U.S. stock index futures were higher Wednesday, as Wall Street gears up to reopen after Hurricane Sandy caused its first two-day weather-related market closure since 1888.
Investors forecast heightened volatility when markets reopen on Wednesday, the final trading day of the month, due to pent-up demand from the two-day closure.
Estimates of the cost of Sandy to the U.S. economy vary between $10 billion and $50 billion. Nearly 50 deaths have been reported so far, according to the Associated Press, and millions of homes are still left without power. (Read More: Storm Recovery Could Take Weeks as Millions Struggle)
"It should be a wild session. It will be interesting to see what the volume is like but I expect significant volatility," Michael Yoshikami, founder & chief executive of Destination Wealth Management, told CNBC Europe's "Squawk Box".
"Fortunately we have earnings postponed by a number of companies until Thursday or Friday."
On the earnings front, General Motors rallied after the automaker posted better-than-expected earnings and said it was targeting a return to breakeven levels in its money-losing European operations by mid-decade.
Meanwhile, a batch of companies scheduled to report throughout the week have delayed their earnings reports due to the hurricane. Among companies that were scheduled to post earnings today, Ralph Lauren will now report on Thursday, McGraw-Hill will now post on Friday, while Time Warner Cable will now report next Monday.

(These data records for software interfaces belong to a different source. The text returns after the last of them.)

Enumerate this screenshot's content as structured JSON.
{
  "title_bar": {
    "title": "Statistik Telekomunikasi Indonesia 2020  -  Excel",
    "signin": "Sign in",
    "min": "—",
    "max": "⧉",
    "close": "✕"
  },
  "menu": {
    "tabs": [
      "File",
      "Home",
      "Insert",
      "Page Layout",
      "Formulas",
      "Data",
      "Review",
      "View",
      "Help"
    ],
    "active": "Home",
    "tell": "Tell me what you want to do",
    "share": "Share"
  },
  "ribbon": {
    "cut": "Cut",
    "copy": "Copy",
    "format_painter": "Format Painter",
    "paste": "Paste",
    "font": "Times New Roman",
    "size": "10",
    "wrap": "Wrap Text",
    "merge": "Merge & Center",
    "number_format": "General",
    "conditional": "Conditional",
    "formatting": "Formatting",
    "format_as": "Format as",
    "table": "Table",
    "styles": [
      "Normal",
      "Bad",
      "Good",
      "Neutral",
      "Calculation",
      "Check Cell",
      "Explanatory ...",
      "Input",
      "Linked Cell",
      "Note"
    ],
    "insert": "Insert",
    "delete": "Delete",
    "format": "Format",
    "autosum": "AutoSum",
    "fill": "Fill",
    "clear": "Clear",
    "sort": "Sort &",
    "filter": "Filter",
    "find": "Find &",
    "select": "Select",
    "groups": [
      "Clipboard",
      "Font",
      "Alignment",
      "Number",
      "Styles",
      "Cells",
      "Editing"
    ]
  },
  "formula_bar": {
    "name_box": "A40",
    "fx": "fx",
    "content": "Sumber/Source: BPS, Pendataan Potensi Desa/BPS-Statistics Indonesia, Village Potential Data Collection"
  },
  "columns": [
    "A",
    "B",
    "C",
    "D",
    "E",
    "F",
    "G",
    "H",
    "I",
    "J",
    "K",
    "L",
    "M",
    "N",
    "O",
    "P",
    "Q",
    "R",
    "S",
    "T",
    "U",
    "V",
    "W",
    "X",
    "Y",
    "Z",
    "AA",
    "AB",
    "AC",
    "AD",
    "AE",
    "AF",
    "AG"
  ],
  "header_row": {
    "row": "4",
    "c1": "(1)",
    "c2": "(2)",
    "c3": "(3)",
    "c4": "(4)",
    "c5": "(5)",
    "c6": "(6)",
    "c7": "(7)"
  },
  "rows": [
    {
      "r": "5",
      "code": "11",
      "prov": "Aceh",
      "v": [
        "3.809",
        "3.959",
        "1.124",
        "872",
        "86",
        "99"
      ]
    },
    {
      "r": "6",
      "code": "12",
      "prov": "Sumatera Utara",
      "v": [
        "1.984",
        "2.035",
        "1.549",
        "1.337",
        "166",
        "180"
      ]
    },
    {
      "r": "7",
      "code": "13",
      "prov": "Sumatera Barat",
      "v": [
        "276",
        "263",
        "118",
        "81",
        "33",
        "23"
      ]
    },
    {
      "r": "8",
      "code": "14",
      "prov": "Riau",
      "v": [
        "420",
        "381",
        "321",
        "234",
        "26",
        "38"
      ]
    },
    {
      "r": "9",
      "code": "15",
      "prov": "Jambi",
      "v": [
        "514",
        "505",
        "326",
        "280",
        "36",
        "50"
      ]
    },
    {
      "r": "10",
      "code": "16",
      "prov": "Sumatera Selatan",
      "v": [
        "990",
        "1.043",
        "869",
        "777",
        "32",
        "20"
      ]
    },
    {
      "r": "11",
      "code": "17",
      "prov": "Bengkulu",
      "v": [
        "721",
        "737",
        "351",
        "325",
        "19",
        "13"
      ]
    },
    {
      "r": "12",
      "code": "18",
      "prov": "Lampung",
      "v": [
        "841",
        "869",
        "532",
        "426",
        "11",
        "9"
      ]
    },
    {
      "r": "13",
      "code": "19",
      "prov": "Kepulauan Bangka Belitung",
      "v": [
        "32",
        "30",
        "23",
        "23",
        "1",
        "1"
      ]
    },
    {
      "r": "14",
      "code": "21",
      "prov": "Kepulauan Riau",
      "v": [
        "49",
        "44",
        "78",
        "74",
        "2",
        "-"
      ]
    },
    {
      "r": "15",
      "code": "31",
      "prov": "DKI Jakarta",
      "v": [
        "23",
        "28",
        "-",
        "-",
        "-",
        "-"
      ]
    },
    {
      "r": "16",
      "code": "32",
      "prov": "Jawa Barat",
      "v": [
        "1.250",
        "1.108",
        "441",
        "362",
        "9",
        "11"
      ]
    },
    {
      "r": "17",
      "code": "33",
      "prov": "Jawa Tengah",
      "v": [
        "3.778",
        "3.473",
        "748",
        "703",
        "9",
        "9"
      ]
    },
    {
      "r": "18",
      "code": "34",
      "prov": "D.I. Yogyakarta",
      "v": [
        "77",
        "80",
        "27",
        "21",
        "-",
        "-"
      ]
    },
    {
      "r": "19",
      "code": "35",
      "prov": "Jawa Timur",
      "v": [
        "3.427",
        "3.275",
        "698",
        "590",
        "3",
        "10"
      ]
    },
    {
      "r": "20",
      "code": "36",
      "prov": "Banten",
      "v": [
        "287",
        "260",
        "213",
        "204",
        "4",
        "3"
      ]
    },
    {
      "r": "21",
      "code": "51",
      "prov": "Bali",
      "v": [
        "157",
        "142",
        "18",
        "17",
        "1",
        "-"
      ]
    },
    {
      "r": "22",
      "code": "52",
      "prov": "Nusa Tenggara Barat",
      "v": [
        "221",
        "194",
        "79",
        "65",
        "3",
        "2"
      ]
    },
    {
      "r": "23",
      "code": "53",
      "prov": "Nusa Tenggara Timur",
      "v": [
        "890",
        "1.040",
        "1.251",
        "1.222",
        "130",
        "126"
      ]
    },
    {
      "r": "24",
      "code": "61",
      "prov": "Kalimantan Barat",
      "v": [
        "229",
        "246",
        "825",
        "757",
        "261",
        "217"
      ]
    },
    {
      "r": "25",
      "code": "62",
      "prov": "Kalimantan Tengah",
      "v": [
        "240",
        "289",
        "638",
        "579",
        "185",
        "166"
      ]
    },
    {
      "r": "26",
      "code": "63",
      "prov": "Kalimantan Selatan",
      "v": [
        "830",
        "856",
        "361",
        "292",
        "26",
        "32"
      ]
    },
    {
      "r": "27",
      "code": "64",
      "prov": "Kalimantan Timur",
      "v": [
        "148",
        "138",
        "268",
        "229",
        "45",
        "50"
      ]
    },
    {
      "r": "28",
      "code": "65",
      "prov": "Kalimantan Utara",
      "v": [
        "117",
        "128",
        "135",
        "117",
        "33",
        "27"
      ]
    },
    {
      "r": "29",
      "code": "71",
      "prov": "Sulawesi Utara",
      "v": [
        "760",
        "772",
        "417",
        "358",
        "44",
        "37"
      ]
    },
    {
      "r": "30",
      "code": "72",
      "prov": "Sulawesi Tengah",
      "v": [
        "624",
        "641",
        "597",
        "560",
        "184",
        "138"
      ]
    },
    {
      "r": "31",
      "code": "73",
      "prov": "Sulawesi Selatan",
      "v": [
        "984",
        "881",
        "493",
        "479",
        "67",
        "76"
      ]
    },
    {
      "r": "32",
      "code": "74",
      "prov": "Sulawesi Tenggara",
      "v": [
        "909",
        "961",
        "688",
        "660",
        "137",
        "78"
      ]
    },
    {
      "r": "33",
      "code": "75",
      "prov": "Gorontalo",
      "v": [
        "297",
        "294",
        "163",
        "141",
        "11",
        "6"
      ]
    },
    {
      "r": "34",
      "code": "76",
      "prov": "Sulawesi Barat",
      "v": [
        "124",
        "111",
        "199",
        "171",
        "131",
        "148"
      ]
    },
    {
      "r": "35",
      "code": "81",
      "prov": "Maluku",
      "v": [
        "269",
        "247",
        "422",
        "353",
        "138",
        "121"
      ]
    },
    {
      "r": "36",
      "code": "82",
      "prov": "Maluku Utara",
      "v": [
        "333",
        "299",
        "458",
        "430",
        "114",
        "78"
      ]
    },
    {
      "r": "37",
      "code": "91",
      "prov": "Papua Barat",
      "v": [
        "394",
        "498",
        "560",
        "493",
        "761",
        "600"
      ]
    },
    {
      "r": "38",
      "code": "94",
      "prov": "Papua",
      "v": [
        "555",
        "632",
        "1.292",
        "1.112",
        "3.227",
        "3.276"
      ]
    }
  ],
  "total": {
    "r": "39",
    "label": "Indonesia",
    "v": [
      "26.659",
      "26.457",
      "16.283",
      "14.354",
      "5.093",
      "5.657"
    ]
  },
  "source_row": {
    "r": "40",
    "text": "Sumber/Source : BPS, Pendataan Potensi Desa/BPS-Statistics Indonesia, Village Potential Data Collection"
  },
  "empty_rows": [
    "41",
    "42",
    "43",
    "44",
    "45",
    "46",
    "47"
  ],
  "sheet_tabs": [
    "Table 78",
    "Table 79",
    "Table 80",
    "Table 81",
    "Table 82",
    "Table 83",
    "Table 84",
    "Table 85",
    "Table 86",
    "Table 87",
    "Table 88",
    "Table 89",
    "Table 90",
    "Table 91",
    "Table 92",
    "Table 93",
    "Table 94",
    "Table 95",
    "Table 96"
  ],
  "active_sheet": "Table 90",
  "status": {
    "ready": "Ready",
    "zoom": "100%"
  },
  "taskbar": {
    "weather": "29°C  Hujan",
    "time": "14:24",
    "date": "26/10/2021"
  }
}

(Read More: Companies Delay Earnings Reports)
On the macroeconomic side, investors will look ahead to the Labor Department's monthly jobs report, due on Friday.
The Chicago Purchasing Managers Index (PMI) of manufacturing activity for October is due at 9:45 a.m. on Wednesday. Analysts polled by Briefing.com expect the index to rise from 49.7 to 50.9. PMI readings above 50 signal expansion in activity.